__What is being asked__
All of the entries below should be printed exactly; the pictures are to be left out.

Items from an interface collection:
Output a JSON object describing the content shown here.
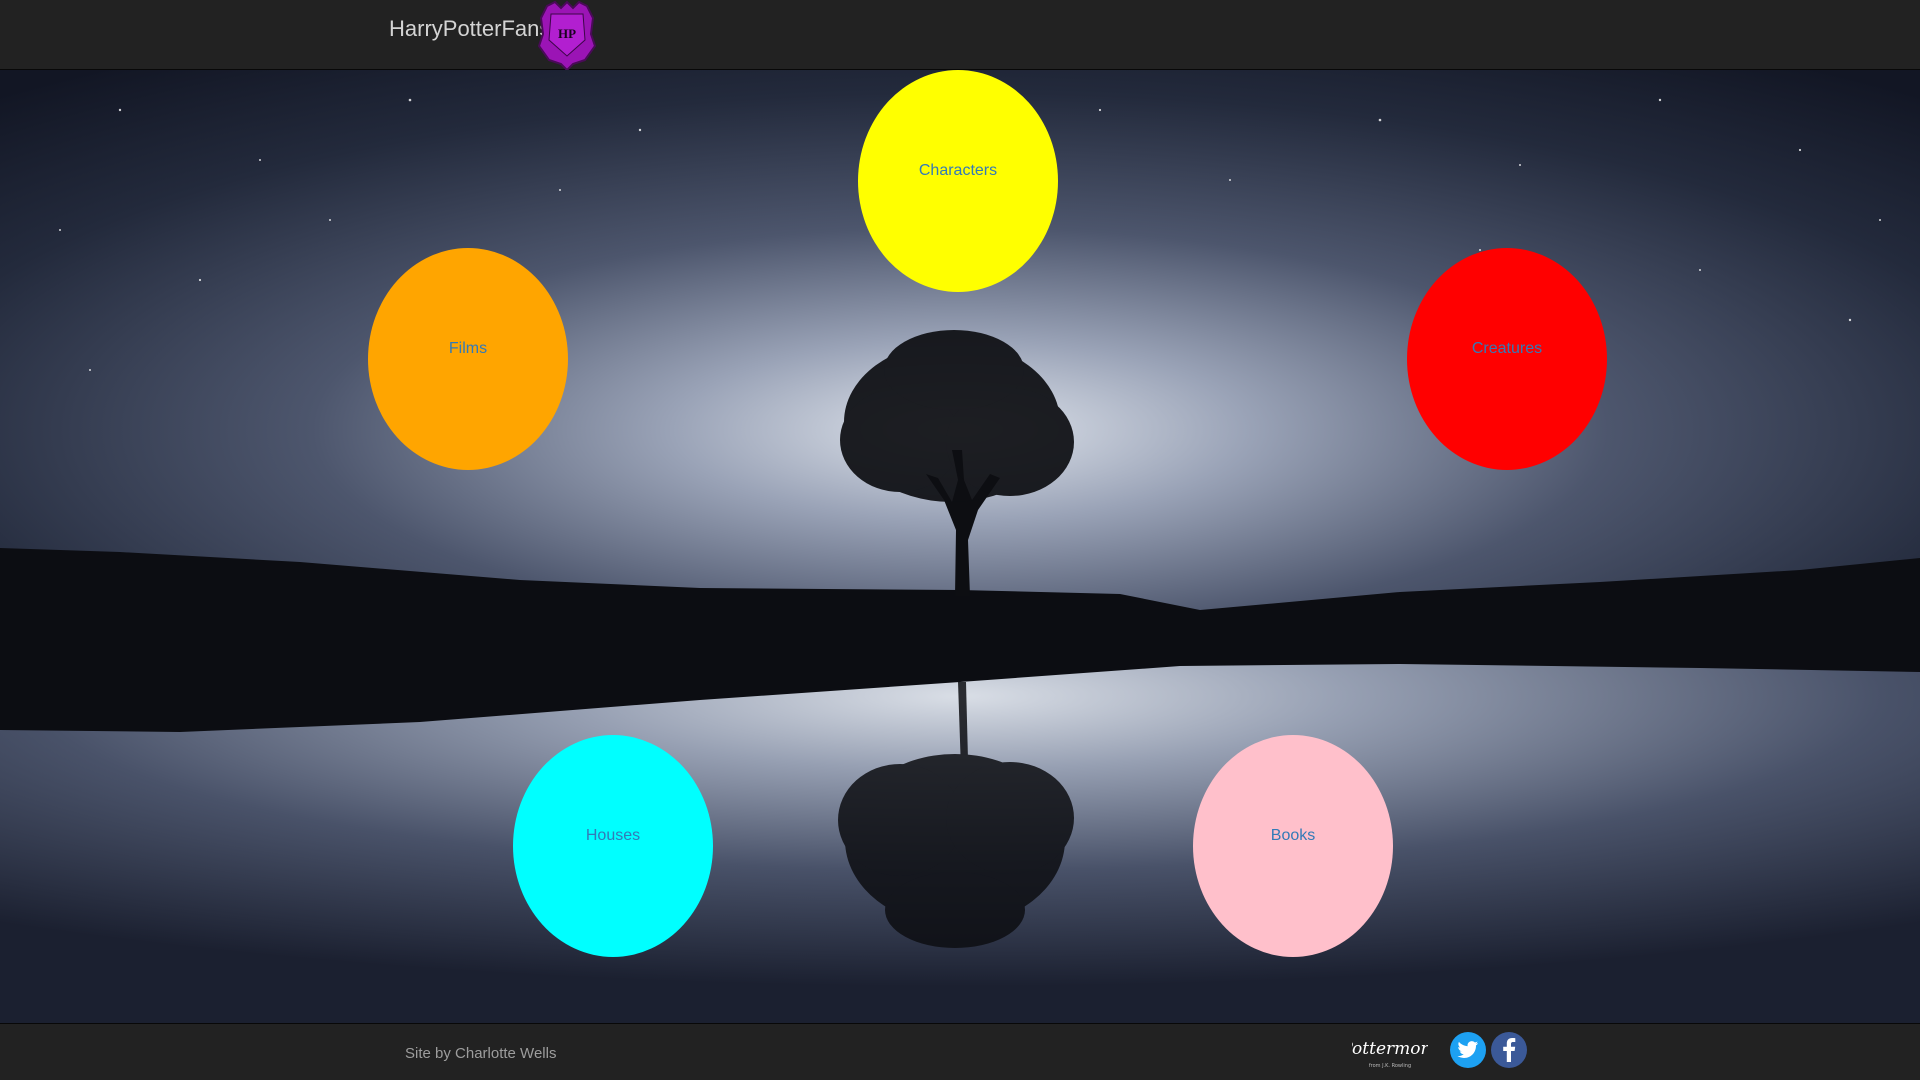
{
  "header": {
    "brand": "HarryPotterFans",
    "crest_icon": "hogwarts-crest-icon",
    "crest_text": "HP",
    "crest_color": "#9b14b5"
  },
  "nav_circles": [
    {
      "label": "Characters",
      "color": "#ffff00"
    },
    {
      "label": "Films",
      "color": "#ffa500"
    },
    {
      "label": "Creatures",
      "color": "#ff0000"
    },
    {
      "label": "Houses",
      "color": "#00ffff"
    },
    {
      "label": "Books",
      "color": "#ffc0cb"
    }
  ],
  "footer": {
    "credit": "Site by Charlotte Wells",
    "pottermore": "Pottermore",
    "pottermore_sub": "from J.K. Rowling",
    "twitter_icon": "twitter-icon",
    "facebook_icon": "facebook-icon",
    "twitter_color": "#1da1f2",
    "facebook_color": "#3b5998"
  },
  "link_color": "#337ab7"
}
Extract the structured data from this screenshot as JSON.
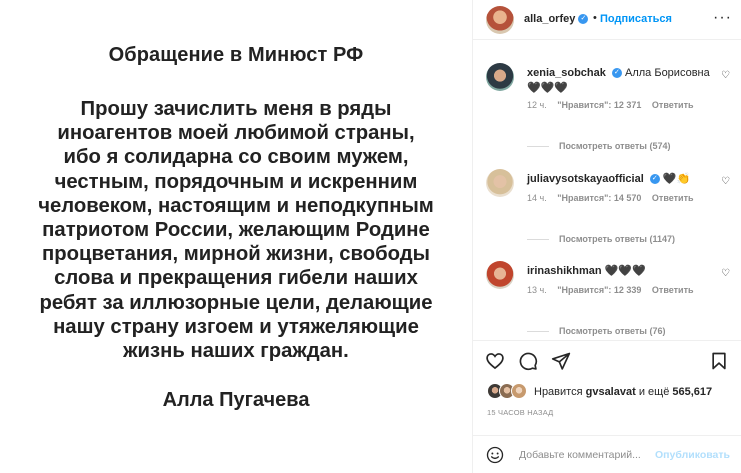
{
  "post": {
    "heading": "Обращение в Минюст РФ",
    "body_lines": [
      "Прошу зачислить меня в ряды",
      "иноагентов моей любимой страны,",
      "ибо я солидарна со своим мужем,",
      "честным, порядочным и искренним",
      "человеком, настоящим и неподкупным",
      "патриотом России, желающим Родине",
      "процветания, мирной жизни, свободы",
      "слова и прекращения гибели наших",
      "ребят за иллюзорные цели, делающие",
      "нашу страну изгоем и утяжеляющие",
      "жизнь наших граждан."
    ],
    "signature": "Алла Пугачева"
  },
  "header": {
    "username": "alla_orfey",
    "dot": "•",
    "follow_label": "Подписаться",
    "more_label": "···"
  },
  "comments": [
    {
      "username": "xenia_sobchak",
      "text": "Алла Борисовна",
      "emoji_line": "🖤🖤🖤",
      "time": "12 ч.",
      "likes": "\"Нравится\": 12 371",
      "reply": "Ответить",
      "replies": "Посмотреть ответы (574)"
    },
    {
      "username": "juliavysotskayaofficial",
      "text": "🖤👏",
      "emoji_line": "",
      "time": "14 ч.",
      "likes": "\"Нравится\": 14 570",
      "reply": "Ответить",
      "replies": "Посмотреть ответы (1147)"
    },
    {
      "username": "irinashikhman",
      "text": "🖤🖤🖤",
      "emoji_line": "",
      "time": "13 ч.",
      "likes": "\"Нравится\": 12 339",
      "reply": "Ответить",
      "replies": "Посмотреть ответы (76)"
    }
  ],
  "likes": {
    "prefix": "Нравится",
    "user": "gvsalavat",
    "middle": "и ещё",
    "count": "565,617"
  },
  "time_ago": "15 ЧАСОВ НАЗАД",
  "add_comment": {
    "placeholder": "Добавьте комментарий...",
    "publish_label": "Опубликовать"
  },
  "colors": {
    "accent": "#0095f6",
    "publish_disabled": "#b2dffc",
    "muted": "#8e8e8e",
    "text": "#262626"
  }
}
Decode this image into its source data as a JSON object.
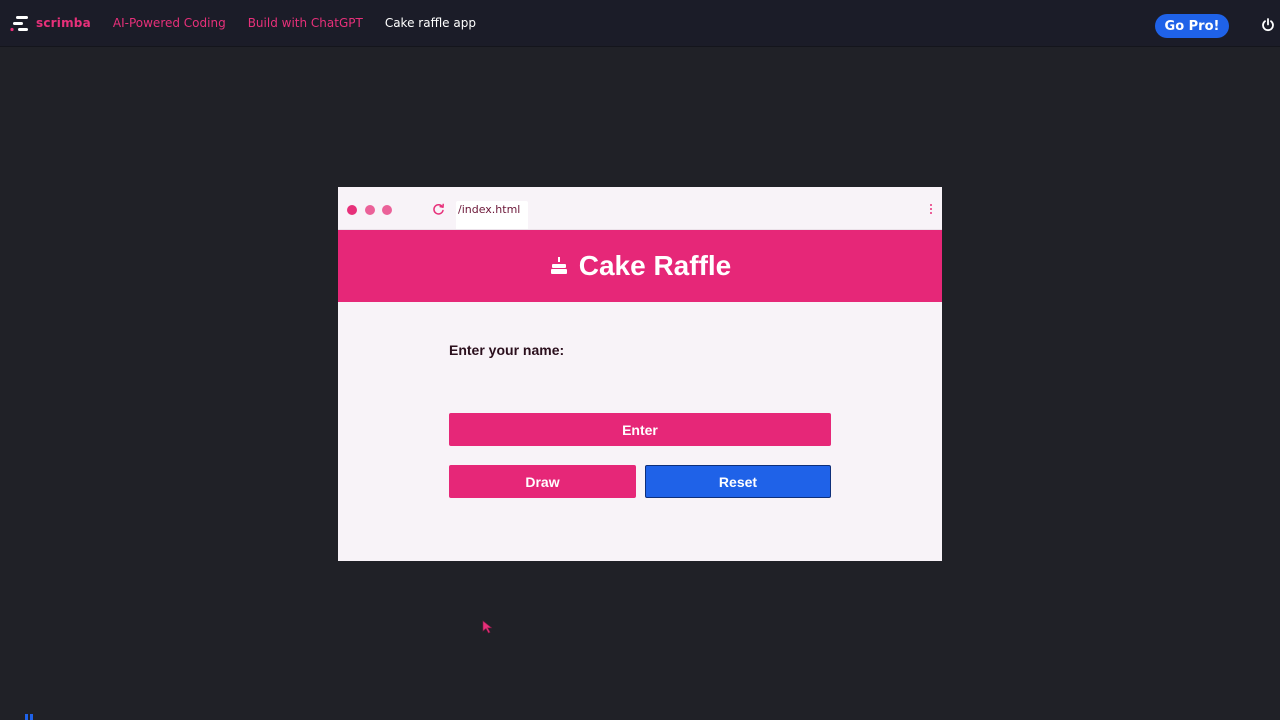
{
  "nav": {
    "logo_text": "scrimba",
    "breadcrumbs": [
      {
        "label": "AI-Powered Coding"
      },
      {
        "label": "Build with ChatGPT"
      },
      {
        "label": "Cake raffle app"
      }
    ],
    "go_pro_label": "Go Pro!"
  },
  "preview": {
    "url": "/index.html",
    "app": {
      "title": "Cake Raffle",
      "name_label": "Enter your name:",
      "enter_label": "Enter",
      "draw_label": "Draw",
      "reset_label": "Reset"
    }
  },
  "colors": {
    "brand_pink": "#e62778",
    "accent_blue": "#1f62e8",
    "background": "#202127"
  },
  "icons": [
    "scrimba-logo-icon",
    "power-icon",
    "reload-icon",
    "kebab-menu-icon",
    "cake-icon",
    "cursor-icon"
  ]
}
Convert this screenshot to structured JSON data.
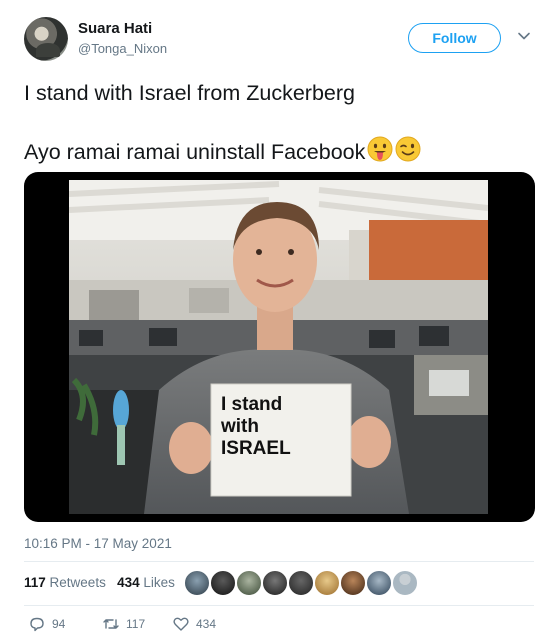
{
  "tweet": {
    "author_name": "Suara Hati",
    "author_handle": "@Tonga_Nixon",
    "follow_label": "Follow",
    "text_line1": "I stand with Israel from Zuckerberg",
    "text_line2": "Ayo ramai ramai uninstall Facebook",
    "emojis": [
      "tongue-out-face-emoji",
      "winking-face-emoji"
    ],
    "image_sign_text": [
      "I stand",
      "with",
      "ISRAEL"
    ],
    "timestamp": "10:16 PM - 17 May 2021"
  },
  "stats": {
    "retweets_count": "117",
    "retweets_label": "Retweets",
    "likes_count": "434",
    "likes_label": "Likes"
  },
  "actions": {
    "reply_count": "94",
    "retweet_count": "117",
    "like_count": "434"
  },
  "colors": {
    "accent": "#1da1f2",
    "secondary_text": "#657786",
    "primary_text": "#14171a",
    "divider": "#e6ecf0"
  }
}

__Expected output__
Output a JSON object describing the content shown here.
{
  "header": {
    "brand": "HarryPotterFans",
    "crest_icon": "hogwarts-crest-icon",
    "crest_text": "HP",
    "crest_color": "#9b14b5"
  },
  "nav_circles": [
    {
      "label": "Characters",
      "color": "#ffff00"
    },
    {
      "label": "Films",
      "color": "#ffa500"
    },
    {
      "label": "Creatures",
      "color": "#ff0000"
    },
    {
      "label": "Houses",
      "color": "#00ffff"
    },
    {
      "label": "Books",
      "color": "#ffc0cb"
    }
  ],
  "footer": {
    "credit": "Site by Charlotte Wells",
    "pottermore": "Pottermore",
    "pottermore_sub": "from J.K. Rowling",
    "twitter_icon": "twitter-icon",
    "facebook_icon": "facebook-icon",
    "twitter_color": "#1da1f2",
    "facebook_color": "#3b5998"
  },
  "link_color": "#337ab7"
}
Extract the structured data from this screenshot as JSON.
{
  "post": {
    "heading": "Обращение в Минюст РФ",
    "body_lines": [
      "Прошу зачислить меня в ряды",
      "иноагентов моей любимой страны,",
      "ибо я солидарна со своим мужем,",
      "честным, порядочным и искренним",
      "человеком, настоящим и неподкупным",
      "патриотом России, желающим Родине",
      "процветания, мирной жизни, свободы",
      "слова и прекращения гибели наших",
      "ребят за иллюзорные цели, делающие",
      "нашу страну изгоем и утяжеляющие",
      "жизнь наших граждан."
    ],
    "signature": "Алла Пугачева"
  },
  "header": {
    "username": "alla_orfey",
    "dot": "•",
    "follow_label": "Подписаться",
    "more_label": "···"
  },
  "comments": [
    {
      "username": "xenia_sobchak",
      "text": "Алла Борисовна",
      "emoji_line": "🖤🖤🖤",
      "time": "12 ч.",
      "likes": "\"Нравится\": 12 371",
      "reply": "Ответить",
      "replies": "Посмотреть ответы (574)"
    },
    {
      "username": "juliavysotskayaofficial",
      "text": "🖤👏",
      "emoji_line": "",
      "time": "14 ч.",
      "likes": "\"Нравится\": 14 570",
      "reply": "Ответить",
      "replies": "Посмотреть ответы (1147)"
    },
    {
      "username": "irinashikhman",
      "text": "🖤🖤🖤",
      "emoji_line": "",
      "time": "13 ч.",
      "likes": "\"Нравится\": 12 339",
      "reply": "Ответить",
      "replies": "Посмотреть ответы (76)"
    }
  ],
  "likes": {
    "prefix": "Нравится",
    "user": "gvsalavat",
    "middle": "и ещё",
    "count": "565,617"
  },
  "time_ago": "15 ЧАСОВ НАЗАД",
  "add_comment": {
    "placeholder": "Добавьте комментарий...",
    "publish_label": "Опубликовать"
  },
  "colors": {
    "accent": "#0095f6",
    "publish_disabled": "#b2dffc",
    "muted": "#8e8e8e",
    "text": "#262626"
  }
}
Decode this image into its source data as a JSON object.
{
  "nav": {
    "logo_text": "scrimba",
    "breadcrumbs": [
      {
        "label": "AI-Powered Coding"
      },
      {
        "label": "Build with ChatGPT"
      },
      {
        "label": "Cake raffle app"
      }
    ],
    "go_pro_label": "Go Pro!"
  },
  "preview": {
    "url": "/index.html",
    "app": {
      "title": "Cake Raffle",
      "name_label": "Enter your name:",
      "enter_label": "Enter",
      "draw_label": "Draw",
      "reset_label": "Reset"
    }
  },
  "colors": {
    "brand_pink": "#e62778",
    "accent_blue": "#1f62e8",
    "background": "#202127"
  },
  "icons": [
    "scrimba-logo-icon",
    "power-icon",
    "reload-icon",
    "kebab-menu-icon",
    "cake-icon",
    "cursor-icon"
  ]
}
Convert this screenshot to structured JSON data.
{
  "tweet": {
    "author_name": "Suara Hati",
    "author_handle": "@Tonga_Nixon",
    "follow_label": "Follow",
    "text_line1": "I stand with Israel from Zuckerberg",
    "text_line2": "Ayo ramai ramai uninstall Facebook",
    "emojis": [
      "tongue-out-face-emoji",
      "winking-face-emoji"
    ],
    "image_sign_text": [
      "I stand",
      "with",
      "ISRAEL"
    ],
    "timestamp": "10:16 PM - 17 May 2021"
  },
  "stats": {
    "retweets_count": "117",
    "retweets_label": "Retweets",
    "likes_count": "434",
    "likes_label": "Likes"
  },
  "actions": {
    "reply_count": "94",
    "retweet_count": "117",
    "like_count": "434"
  },
  "colors": {
    "accent": "#1da1f2",
    "secondary_text": "#657786",
    "primary_text": "#14171a",
    "divider": "#e6ecf0"
  }
}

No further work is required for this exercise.